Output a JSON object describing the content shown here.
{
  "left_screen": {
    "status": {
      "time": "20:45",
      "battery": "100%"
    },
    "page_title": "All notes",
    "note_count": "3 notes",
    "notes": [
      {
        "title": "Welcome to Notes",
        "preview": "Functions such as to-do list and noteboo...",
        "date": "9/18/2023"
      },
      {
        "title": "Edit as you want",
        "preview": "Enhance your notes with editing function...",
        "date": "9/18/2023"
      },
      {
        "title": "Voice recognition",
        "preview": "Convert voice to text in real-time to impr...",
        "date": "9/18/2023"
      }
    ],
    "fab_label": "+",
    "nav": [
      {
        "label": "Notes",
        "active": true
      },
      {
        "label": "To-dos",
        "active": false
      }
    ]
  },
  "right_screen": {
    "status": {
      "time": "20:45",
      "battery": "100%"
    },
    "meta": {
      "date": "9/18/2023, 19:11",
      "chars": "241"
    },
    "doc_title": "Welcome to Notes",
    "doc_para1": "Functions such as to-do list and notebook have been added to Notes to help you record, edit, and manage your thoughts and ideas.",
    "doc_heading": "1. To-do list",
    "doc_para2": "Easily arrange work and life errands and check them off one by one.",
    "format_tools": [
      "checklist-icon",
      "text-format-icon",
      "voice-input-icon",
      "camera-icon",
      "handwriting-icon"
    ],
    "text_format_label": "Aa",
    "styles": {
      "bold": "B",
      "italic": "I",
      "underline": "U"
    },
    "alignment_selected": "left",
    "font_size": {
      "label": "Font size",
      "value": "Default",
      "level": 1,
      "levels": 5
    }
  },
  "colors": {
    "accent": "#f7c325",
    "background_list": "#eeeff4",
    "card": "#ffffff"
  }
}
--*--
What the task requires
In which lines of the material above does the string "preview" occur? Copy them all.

Your solution
        "preview": "Functions such as to-do list and noteboo...",
        "preview": "Enhance your notes with editing function...",
        "preview": "Convert voice to text in real-time to impr...",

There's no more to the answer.